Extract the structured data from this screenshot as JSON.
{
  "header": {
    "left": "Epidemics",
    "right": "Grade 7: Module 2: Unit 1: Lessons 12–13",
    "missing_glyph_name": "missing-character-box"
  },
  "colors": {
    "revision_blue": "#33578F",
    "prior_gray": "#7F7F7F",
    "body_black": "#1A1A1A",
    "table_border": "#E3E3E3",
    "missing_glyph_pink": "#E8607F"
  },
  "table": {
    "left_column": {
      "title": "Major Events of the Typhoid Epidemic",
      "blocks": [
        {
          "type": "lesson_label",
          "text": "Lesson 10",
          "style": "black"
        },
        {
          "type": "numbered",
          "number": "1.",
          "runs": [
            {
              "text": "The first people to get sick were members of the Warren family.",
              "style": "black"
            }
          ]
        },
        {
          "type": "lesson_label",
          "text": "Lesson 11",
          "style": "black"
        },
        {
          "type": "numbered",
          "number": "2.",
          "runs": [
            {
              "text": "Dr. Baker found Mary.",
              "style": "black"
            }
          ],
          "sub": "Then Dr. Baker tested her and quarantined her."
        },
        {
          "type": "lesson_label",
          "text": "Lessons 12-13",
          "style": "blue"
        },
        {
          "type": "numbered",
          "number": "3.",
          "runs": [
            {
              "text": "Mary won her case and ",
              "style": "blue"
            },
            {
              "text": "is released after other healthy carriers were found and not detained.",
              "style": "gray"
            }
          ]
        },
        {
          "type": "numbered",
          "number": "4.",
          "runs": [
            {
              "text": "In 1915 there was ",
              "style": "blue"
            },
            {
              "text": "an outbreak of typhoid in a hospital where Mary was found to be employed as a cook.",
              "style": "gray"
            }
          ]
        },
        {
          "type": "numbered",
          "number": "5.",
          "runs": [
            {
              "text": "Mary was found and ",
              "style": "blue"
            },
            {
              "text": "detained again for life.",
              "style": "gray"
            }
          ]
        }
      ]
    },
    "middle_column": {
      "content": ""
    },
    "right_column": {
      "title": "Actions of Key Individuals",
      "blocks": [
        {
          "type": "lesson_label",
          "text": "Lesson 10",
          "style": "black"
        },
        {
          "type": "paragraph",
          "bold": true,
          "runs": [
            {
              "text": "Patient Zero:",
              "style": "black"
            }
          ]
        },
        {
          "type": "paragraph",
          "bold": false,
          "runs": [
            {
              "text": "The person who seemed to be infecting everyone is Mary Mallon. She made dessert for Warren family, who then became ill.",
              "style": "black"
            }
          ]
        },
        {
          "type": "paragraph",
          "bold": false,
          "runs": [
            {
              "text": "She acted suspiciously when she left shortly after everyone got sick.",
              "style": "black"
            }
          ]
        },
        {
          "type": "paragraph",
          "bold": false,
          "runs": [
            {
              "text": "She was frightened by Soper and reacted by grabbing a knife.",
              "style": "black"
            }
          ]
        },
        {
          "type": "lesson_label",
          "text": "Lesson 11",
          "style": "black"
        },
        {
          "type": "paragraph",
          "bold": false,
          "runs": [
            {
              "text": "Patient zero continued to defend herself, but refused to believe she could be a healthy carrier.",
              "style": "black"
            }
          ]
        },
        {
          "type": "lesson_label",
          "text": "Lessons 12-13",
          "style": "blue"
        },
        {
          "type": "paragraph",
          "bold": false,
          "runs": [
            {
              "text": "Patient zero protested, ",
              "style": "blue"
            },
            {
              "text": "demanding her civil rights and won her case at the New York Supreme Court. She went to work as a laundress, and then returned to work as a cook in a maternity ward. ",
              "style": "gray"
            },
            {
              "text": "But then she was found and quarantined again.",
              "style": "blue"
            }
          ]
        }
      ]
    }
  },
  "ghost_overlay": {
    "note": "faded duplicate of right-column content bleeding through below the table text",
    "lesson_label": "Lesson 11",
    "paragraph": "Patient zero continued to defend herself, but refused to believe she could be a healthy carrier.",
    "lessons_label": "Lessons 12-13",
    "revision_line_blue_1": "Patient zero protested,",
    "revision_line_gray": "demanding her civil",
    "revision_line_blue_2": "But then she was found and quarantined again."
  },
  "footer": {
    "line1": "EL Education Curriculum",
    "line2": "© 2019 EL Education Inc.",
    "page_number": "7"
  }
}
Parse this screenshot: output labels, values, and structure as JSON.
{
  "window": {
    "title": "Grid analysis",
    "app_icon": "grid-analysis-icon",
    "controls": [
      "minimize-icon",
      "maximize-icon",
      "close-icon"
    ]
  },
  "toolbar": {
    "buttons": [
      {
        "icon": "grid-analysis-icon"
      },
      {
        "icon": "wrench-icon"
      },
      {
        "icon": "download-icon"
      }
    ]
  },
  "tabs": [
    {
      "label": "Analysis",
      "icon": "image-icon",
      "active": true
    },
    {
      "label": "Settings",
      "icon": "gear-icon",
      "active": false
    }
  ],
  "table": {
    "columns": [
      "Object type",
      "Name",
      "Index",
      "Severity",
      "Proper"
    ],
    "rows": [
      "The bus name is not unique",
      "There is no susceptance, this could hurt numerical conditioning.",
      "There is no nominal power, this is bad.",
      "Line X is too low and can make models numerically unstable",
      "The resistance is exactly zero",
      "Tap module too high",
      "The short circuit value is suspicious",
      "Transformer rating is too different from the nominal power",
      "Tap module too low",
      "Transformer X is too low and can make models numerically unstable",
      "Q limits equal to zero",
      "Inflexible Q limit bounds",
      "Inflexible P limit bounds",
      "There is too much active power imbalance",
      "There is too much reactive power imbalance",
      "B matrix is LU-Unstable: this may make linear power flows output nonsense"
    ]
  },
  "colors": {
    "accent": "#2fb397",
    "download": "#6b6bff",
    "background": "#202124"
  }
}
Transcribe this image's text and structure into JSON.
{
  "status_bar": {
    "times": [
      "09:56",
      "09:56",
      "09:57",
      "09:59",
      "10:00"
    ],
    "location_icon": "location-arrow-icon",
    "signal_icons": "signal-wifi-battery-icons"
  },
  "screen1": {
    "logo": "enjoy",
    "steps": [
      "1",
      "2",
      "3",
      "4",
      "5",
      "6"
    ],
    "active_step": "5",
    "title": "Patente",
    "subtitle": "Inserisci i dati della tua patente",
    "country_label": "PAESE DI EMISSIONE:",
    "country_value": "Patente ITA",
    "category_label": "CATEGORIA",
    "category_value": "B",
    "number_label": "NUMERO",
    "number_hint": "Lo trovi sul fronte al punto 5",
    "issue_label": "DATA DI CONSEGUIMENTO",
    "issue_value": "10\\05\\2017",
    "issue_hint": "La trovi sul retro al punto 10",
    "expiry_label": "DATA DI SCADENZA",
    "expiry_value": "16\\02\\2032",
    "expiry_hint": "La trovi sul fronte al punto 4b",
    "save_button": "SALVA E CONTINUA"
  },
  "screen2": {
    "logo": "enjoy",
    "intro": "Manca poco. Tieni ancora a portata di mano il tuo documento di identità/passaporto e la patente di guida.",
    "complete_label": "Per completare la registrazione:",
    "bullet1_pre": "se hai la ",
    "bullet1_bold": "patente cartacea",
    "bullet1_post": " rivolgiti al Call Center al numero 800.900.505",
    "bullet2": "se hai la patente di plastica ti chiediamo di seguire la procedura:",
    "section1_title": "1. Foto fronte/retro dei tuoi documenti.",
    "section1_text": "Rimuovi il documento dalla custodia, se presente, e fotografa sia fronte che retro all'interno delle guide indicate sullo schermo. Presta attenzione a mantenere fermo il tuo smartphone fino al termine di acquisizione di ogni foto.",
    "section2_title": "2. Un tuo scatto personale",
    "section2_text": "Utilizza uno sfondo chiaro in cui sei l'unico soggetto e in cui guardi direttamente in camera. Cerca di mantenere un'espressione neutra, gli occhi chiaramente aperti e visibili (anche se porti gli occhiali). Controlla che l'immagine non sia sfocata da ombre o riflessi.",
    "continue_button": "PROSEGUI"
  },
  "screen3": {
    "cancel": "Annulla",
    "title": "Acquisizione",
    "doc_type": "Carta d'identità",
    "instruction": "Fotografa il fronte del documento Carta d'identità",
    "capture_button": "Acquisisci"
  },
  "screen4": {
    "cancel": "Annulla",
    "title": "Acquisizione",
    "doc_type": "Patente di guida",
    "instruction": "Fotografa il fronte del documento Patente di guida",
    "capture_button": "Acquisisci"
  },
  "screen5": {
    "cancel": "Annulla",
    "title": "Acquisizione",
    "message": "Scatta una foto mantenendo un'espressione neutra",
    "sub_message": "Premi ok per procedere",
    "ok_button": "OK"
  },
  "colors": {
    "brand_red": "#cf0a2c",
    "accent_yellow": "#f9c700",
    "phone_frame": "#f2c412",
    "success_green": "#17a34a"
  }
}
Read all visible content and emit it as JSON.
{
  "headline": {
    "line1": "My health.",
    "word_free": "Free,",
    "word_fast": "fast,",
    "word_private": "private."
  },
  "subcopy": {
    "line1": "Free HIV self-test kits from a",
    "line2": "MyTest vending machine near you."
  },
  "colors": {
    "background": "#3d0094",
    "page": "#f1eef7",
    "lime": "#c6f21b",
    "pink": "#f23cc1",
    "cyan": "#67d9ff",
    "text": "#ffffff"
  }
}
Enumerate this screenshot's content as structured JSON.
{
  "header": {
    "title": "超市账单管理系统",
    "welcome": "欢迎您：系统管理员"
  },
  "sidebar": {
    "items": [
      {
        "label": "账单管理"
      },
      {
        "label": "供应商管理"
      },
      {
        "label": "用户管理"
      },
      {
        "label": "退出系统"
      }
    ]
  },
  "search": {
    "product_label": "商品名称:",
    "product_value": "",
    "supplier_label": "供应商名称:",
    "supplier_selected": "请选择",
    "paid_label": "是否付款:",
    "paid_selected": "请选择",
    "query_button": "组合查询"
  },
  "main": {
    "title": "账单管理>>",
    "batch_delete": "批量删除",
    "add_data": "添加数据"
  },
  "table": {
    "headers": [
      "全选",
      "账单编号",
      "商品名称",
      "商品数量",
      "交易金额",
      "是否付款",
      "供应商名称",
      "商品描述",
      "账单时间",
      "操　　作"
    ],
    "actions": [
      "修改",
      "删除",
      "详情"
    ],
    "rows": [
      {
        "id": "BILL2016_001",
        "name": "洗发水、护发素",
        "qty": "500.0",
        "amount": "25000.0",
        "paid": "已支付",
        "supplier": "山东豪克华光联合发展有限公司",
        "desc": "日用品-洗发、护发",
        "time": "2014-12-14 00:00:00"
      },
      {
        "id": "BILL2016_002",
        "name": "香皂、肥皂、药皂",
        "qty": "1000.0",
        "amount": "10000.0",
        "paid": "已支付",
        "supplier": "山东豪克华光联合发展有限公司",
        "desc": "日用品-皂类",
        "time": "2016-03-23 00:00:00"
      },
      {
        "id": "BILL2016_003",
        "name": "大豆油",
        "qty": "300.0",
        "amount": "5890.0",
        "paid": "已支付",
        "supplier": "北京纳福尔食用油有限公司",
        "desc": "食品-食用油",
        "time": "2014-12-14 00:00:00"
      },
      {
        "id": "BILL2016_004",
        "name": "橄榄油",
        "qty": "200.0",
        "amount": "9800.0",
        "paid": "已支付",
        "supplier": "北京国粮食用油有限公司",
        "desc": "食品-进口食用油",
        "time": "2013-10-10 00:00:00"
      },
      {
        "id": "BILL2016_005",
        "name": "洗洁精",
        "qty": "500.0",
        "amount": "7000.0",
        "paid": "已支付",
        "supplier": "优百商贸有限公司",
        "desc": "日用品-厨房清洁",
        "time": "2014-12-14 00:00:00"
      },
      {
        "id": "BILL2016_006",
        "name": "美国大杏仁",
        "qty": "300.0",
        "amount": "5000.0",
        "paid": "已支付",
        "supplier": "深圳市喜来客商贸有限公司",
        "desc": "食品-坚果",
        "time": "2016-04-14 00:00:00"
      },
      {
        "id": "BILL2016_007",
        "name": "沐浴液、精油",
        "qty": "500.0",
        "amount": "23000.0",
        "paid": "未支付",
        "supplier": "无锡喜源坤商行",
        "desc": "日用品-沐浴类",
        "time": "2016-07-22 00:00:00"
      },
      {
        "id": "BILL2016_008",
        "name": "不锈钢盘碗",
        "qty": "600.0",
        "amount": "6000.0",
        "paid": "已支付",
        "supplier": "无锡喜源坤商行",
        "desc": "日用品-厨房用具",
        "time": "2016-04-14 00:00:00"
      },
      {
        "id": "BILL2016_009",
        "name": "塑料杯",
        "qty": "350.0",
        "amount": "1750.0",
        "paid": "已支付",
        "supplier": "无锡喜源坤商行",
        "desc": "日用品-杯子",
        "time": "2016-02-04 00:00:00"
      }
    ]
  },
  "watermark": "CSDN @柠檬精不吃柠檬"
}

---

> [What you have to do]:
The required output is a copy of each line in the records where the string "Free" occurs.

> [Answer for this exercise]:
    "word_free": "Free,",
    "line1": "Free HIV self-test kits from a",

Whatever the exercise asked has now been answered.